Recorded data:
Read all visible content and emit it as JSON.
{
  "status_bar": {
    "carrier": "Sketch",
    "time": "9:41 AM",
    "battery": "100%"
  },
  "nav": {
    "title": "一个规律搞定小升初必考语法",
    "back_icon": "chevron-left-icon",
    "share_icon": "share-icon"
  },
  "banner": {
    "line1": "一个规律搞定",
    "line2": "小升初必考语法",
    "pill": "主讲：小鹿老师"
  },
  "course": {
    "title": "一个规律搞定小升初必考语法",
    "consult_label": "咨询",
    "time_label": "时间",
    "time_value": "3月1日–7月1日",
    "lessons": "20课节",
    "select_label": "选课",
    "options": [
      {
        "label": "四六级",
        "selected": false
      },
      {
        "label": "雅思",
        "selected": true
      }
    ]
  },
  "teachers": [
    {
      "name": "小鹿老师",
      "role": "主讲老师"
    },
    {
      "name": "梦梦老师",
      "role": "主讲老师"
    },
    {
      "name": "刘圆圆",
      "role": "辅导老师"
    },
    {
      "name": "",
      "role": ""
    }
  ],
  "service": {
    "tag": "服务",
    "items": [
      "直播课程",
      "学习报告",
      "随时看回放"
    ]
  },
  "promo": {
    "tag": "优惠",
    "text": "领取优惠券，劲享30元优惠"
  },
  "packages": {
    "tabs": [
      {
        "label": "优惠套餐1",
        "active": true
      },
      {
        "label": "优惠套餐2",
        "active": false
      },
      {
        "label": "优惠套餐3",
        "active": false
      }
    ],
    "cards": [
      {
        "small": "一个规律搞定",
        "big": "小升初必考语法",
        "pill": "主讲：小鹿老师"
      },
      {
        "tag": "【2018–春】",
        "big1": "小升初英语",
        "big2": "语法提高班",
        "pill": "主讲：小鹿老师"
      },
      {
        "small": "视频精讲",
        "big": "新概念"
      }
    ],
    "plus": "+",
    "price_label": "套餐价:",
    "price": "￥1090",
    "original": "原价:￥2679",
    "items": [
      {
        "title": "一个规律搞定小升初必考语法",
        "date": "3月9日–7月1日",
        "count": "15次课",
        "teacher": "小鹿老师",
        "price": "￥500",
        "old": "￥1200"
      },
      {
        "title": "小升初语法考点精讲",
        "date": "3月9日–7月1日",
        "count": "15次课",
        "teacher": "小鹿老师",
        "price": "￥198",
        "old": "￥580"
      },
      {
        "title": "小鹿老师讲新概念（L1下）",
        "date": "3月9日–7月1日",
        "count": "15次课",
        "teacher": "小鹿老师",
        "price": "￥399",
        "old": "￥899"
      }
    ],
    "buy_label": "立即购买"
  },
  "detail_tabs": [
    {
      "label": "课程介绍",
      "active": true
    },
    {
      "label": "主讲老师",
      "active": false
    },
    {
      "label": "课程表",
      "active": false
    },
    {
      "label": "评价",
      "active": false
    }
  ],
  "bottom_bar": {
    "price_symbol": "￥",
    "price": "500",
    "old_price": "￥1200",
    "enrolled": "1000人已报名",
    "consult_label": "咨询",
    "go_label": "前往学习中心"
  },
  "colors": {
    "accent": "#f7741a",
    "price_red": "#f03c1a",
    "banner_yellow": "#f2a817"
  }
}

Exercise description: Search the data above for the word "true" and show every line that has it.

Completed task:
        "selected": true
        "active": true
      "active": true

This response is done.